What to produce
Copy out all of the entries exactly as they appear.
[Start of Attachment]
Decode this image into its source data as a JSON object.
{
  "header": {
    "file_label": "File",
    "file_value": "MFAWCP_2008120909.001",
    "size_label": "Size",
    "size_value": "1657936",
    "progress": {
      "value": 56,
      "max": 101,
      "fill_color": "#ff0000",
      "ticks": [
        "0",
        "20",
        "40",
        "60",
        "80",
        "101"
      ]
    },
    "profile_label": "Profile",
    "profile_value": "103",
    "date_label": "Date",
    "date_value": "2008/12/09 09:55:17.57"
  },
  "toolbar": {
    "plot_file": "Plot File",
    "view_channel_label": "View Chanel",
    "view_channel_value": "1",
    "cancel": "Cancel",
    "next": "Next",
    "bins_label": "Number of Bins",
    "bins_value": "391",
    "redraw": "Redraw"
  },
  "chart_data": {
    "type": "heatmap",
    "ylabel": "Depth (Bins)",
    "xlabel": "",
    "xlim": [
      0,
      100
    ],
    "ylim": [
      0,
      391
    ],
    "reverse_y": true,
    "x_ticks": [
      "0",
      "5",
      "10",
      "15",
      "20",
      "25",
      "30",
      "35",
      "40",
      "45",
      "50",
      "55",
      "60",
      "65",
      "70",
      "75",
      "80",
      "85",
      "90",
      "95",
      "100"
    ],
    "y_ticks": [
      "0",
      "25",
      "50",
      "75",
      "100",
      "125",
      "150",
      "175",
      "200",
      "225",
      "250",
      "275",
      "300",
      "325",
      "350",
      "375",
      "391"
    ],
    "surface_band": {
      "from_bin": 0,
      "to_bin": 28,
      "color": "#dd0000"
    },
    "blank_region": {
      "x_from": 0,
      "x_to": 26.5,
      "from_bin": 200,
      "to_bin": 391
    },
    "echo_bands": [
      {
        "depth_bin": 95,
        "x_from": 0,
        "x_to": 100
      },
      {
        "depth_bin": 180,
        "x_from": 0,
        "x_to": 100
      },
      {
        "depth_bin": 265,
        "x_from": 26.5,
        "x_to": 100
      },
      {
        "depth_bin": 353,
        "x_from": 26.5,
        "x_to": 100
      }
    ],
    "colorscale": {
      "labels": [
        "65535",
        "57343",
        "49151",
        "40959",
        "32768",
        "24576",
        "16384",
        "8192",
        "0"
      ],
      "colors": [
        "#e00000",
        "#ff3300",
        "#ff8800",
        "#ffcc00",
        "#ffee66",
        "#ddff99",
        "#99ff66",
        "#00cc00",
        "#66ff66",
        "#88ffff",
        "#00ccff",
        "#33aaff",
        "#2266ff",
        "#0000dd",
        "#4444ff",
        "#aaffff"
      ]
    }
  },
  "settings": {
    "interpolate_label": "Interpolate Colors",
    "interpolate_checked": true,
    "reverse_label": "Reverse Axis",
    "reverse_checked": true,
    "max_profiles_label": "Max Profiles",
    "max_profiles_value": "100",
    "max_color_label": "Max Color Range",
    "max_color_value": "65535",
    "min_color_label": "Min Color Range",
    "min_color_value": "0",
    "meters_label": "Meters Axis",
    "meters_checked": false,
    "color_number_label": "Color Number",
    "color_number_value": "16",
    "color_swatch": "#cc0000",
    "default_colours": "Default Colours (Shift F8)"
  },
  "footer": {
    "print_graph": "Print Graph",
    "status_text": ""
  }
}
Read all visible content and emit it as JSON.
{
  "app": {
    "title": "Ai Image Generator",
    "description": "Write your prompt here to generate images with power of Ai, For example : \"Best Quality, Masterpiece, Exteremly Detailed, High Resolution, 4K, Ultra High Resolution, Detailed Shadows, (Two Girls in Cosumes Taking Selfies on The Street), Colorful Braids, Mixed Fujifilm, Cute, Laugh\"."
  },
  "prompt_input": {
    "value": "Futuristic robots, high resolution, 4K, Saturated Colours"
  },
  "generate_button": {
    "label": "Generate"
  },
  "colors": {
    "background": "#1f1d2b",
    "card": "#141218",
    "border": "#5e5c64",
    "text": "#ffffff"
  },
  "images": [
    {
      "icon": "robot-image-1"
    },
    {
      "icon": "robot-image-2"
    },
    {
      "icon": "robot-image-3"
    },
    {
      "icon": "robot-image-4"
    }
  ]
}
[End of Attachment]
Finished exercise
Decode this image into its source data as a JSON object.
{
  "header": {
    "file_label": "File",
    "file_value": "MFAWCP_2008120909.001",
    "size_label": "Size",
    "size_value": "1657936",
    "progress": {
      "value": 56,
      "max": 101,
      "fill_color": "#ff0000",
      "ticks": [
        "0",
        "20",
        "40",
        "60",
        "80",
        "101"
      ]
    },
    "profile_label": "Profile",
    "profile_value": "103",
    "date_label": "Date",
    "date_value": "2008/12/09 09:55:17.57"
  },
  "toolbar": {
    "plot_file": "Plot File",
    "view_channel_label": "View Chanel",
    "view_channel_value": "1",
    "cancel": "Cancel",
    "next": "Next",
    "bins_label": "Number of Bins",
    "bins_value": "391",
    "redraw": "Redraw"
  },
  "chart_data": {
    "type": "heatmap",
    "ylabel": "Depth (Bins)",
    "xlabel": "",
    "xlim": [
      0,
      100
    ],
    "ylim": [
      0,
      391
    ],
    "reverse_y": true,
    "x_ticks": [
      "0",
      "5",
      "10",
      "15",
      "20",
      "25",
      "30",
      "35",
      "40",
      "45",
      "50",
      "55",
      "60",
      "65",
      "70",
      "75",
      "80",
      "85",
      "90",
      "95",
      "100"
    ],
    "y_ticks": [
      "0",
      "25",
      "50",
      "75",
      "100",
      "125",
      "150",
      "175",
      "200",
      "225",
      "250",
      "275",
      "300",
      "325",
      "350",
      "375",
      "391"
    ],
    "surface_band": {
      "from_bin": 0,
      "to_bin": 28,
      "color": "#dd0000"
    },
    "blank_region": {
      "x_from": 0,
      "x_to": 26.5,
      "from_bin": 200,
      "to_bin": 391
    },
    "echo_bands": [
      {
        "depth_bin": 95,
        "x_from": 0,
        "x_to": 100
      },
      {
        "depth_bin": 180,
        "x_from": 0,
        "x_to": 100
      },
      {
        "depth_bin": 265,
        "x_from": 26.5,
        "x_to": 100
      },
      {
        "depth_bin": 353,
        "x_from": 26.5,
        "x_to": 100
      }
    ],
    "colorscale": {
      "labels": [
        "65535",
        "57343",
        "49151",
        "40959",
        "32768",
        "24576",
        "16384",
        "8192",
        "0"
      ],
      "colors": [
        "#e00000",
        "#ff3300",
        "#ff8800",
        "#ffcc00",
        "#ffee66",
        "#ddff99",
        "#99ff66",
        "#00cc00",
        "#66ff66",
        "#88ffff",
        "#00ccff",
        "#33aaff",
        "#2266ff",
        "#0000dd",
        "#4444ff",
        "#aaffff"
      ]
    }
  },
  "settings": {
    "interpolate_label": "Interpolate Colors",
    "interpolate_checked": true,
    "reverse_label": "Reverse Axis",
    "reverse_checked": true,
    "max_profiles_label": "Max Profiles",
    "max_profiles_value": "100",
    "max_color_label": "Max Color Range",
    "max_color_value": "65535",
    "min_color_label": "Min Color Range",
    "min_color_value": "0",
    "meters_label": "Meters Axis",
    "meters_checked": false,
    "color_number_label": "Color Number",
    "color_number_value": "16",
    "color_swatch": "#cc0000",
    "default_colours": "Default Colours (Shift F8)"
  },
  "footer": {
    "print_graph": "Print Graph",
    "status_text": ""
  }
}
Read all visible content and emit it as JSON.
{
  "app": {
    "title": "Ai Image Generator",
    "description": "Write your prompt here to generate images with power of Ai, For example : \"Best Quality, Masterpiece, Exteremly Detailed, High Resolution, 4K, Ultra High Resolution, Detailed Shadows, (Two Girls in Cosumes Taking Selfies on The Street), Colorful Braids, Mixed Fujifilm, Cute, Laugh\"."
  },
  "prompt_input": {
    "value": "Futuristic robots, high resolution, 4K, Saturated Colours"
  },
  "generate_button": {
    "label": "Generate"
  },
  "colors": {
    "background": "#1f1d2b",
    "card": "#141218",
    "border": "#5e5c64",
    "text": "#ffffff"
  },
  "images": [
    {
      "icon": "robot-image-1"
    },
    {
      "icon": "robot-image-2"
    },
    {
      "icon": "robot-image-3"
    },
    {
      "icon": "robot-image-4"
    }
  ]
}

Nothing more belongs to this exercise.